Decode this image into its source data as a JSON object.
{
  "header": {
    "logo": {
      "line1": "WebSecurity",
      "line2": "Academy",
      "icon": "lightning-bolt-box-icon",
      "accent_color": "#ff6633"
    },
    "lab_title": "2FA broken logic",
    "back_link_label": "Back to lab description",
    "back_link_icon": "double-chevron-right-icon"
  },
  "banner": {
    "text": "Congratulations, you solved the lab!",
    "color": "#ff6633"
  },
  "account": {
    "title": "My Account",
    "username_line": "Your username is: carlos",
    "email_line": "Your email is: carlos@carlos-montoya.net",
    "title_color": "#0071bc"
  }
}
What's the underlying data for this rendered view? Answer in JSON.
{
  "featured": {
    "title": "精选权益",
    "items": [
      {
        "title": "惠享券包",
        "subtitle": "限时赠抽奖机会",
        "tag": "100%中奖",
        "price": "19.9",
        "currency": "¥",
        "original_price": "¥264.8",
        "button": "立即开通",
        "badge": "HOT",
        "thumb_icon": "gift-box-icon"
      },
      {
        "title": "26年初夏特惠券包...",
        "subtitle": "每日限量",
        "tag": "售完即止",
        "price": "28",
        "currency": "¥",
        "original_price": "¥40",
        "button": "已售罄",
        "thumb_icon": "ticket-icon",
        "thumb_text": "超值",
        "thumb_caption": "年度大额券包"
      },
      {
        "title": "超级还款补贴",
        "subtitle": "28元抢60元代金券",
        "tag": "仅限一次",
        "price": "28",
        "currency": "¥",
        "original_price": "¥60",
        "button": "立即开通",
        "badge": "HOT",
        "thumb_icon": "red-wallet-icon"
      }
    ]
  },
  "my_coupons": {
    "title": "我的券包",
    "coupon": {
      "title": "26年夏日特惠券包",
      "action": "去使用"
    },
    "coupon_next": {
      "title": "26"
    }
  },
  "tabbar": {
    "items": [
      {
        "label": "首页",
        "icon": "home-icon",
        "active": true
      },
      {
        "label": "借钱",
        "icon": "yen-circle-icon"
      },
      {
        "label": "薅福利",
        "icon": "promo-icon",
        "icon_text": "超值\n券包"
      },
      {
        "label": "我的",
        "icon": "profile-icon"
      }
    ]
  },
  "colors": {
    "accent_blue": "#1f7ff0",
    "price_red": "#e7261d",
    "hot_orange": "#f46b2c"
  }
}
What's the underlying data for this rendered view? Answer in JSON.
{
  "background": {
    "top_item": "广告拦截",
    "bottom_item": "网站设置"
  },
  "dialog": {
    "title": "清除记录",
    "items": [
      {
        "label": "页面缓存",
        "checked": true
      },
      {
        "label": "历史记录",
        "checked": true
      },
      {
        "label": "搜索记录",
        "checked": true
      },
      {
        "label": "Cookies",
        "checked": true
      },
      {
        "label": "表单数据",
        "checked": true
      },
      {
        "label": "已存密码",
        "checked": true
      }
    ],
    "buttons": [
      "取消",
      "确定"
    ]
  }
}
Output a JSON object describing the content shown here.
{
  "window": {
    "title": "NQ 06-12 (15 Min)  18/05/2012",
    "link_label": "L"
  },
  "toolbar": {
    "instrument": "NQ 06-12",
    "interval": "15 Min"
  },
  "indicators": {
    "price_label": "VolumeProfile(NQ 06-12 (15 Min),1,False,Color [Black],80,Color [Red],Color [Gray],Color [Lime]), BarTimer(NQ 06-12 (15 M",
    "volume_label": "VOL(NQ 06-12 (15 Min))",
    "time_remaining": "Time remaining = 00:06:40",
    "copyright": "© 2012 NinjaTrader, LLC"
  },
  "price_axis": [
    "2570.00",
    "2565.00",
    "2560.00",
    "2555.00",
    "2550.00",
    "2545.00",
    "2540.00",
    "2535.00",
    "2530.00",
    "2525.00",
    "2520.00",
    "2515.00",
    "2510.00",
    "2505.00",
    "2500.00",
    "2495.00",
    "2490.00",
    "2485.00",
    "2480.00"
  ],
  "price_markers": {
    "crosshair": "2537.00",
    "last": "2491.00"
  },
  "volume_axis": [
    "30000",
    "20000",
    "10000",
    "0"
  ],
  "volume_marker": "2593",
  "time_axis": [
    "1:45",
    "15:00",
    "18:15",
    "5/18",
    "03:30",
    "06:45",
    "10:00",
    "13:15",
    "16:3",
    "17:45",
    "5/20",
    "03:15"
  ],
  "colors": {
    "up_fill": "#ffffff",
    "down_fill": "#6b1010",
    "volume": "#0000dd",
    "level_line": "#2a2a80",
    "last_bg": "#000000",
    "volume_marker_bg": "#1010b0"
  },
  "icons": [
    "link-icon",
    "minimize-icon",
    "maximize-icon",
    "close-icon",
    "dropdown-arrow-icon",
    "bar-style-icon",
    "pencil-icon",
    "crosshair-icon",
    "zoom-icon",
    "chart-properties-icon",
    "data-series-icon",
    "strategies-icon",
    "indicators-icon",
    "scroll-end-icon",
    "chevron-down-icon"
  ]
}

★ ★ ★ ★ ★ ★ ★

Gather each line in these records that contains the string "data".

▸ Solution for this task:
Decode this image into its source data as a JSON object.
What's the underlying data for this rendered view? Answer in JSON.
What's the underlying data for this rendered view? Answer in JSON.
    "data-series-icon",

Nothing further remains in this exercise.